If you are from Grande Prairie, you are likely familiar with the term muskeg. For those of you who are not, muskeg – literally meaning foam bog – is an acidic soil type which is commonly found in Arctic and boreal areas. The term muskeg is commonly used in Western Canada and Alaska as a result of the Cree origin; maskek, meaning low-lying marsh. In the other parts of Canada and the more Northern Regions of the world, these wetlands are commonly known as bogs, fens or peatlands.
What is a muskeg wetland?
Muskegs are ecosystems characterized by short and sometimes sporadic grasses, decomposing organic matter, carpets of sphagnum moss, and an array stunted or dead conifers. Formed as a result of permafrost, clay or bedrock which prevented water drainage, muskegs tend to have high water tables. As a result, the spongy, waterlogged landscape makes it difficult to walk through and virtually impossible for motorized transportation to bypass.
Why are muskeg wetlands important?
Muskeg and other wetlands are among the most productive and biologically diverse ecosystems in the world and are therefore extremely valuable parts of our environment. Often referred to as nature’s kidneys as they help protect the quality and quantity of the water. Another invaluable function of wetlands is their ability to act as carbon and greenhouse gas sinks, meaning they are able to store carbon-containing chemical compounds from the atmosphere for an indefinite period of time.
Why should you care?
Canada is home to 28% of the world’s boreal zone, that’s 552 million hectares. Within this area are thousands of lakes, rivers and wetlands. It is estimated that 12.95 million hectares of the boreal zone is muskeg. Translation: as Canadians we have a huge area of extremely valuable ecosystem, which if properly taken care of will contribute to carbon reduction and the overall environmental health of not just our country, but the world.
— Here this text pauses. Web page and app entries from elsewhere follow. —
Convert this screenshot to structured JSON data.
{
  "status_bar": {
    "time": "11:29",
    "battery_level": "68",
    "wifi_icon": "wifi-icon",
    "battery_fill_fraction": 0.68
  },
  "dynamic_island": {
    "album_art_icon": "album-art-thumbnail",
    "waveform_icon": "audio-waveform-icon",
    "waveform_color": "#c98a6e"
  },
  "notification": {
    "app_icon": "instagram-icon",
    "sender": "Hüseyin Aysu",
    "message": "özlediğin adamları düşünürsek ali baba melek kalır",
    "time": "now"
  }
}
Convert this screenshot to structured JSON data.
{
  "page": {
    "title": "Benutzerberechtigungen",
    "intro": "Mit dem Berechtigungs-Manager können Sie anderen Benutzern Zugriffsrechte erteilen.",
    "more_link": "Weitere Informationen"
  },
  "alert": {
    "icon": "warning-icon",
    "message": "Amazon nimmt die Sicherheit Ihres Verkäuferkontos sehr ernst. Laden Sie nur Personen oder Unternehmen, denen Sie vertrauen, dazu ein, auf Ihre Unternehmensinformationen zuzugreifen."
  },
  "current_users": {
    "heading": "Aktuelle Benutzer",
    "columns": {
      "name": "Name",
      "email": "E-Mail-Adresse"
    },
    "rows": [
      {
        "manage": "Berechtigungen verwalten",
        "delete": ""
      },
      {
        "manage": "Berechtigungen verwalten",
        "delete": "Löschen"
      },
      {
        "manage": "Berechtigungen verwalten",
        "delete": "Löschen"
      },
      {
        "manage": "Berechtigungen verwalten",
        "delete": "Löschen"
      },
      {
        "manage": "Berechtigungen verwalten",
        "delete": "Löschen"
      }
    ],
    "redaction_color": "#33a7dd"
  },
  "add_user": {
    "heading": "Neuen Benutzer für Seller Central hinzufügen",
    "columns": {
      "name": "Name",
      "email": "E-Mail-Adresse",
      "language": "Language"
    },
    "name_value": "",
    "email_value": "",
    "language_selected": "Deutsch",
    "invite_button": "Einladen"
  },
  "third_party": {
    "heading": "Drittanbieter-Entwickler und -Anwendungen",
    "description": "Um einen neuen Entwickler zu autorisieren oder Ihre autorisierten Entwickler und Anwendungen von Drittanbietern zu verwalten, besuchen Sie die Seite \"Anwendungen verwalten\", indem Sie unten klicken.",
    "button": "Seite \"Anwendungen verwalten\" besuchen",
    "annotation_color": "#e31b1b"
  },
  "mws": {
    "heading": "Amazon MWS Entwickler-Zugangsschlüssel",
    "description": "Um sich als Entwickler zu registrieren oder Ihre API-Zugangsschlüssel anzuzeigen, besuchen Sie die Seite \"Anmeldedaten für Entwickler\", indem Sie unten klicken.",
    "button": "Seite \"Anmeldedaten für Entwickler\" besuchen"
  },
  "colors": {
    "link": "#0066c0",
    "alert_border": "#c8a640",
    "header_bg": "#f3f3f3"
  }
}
What is being done to minimize industrial impacts?
In the past, there was a common view that wetlands are wastelands and as a result, tens of thousands of acres have been lost to development and resources access roads for a variety of industries. As people are starting to recognize the ecological, social and economic importance of these areas, this view is starting to change. Over the years, provincial policies and agreements have resulted in a much more regulated system for building resource access roads, making it more difficult for developers.
How can industry continue to build and develop without impacting wetland ecosystems?
Northern Mat & Bridge offers an environmentally friendly, temporary access solution as an alternative to building resource access roads. They are called access mats; however people often refer to them as swamp mats due to the fact you use them to bypass a swamp. Swamp mats are 8 x 14 foot, 3-ply wooden mats that join together in a Lego-like way to build a temporary road.
In normal muskeg situations, which we commonly encounter around the Grande Prairie area, swamp mats need to be layered two to three thick to ensure that the surface is sitting well above the water level. This is very important to ensure safety of the access. As safety is the number one priority at Northern Mat & Bridge, we have developed a specialized swamp mat installation process which is designed to provide maximum stability and minimize the wear and tear of the mats.
In areas such as Fort Nelson, British Columbia, where deep water or extreme muskeg seems unavoidable, it is not uncommon to have to layer swamp mats eight deep. We have worked in muskeg areas so deep that it required 14 mats to get to the water surface.
For more information
If you are interested in knowing more about how swamp mats can help your industrial projects which pass through wetland areas, call 780-538-4135 in the Grande Prairie area or toll free at 1-800-354-4144 and ask to speak to a superintendent.
Muskeg in The Canadian Encyclopedia
Tar Sands Solutions Network
Wetlands in Alberta (PDF)
Water Management Techniques for Resource Roads in Wetlands (PDF)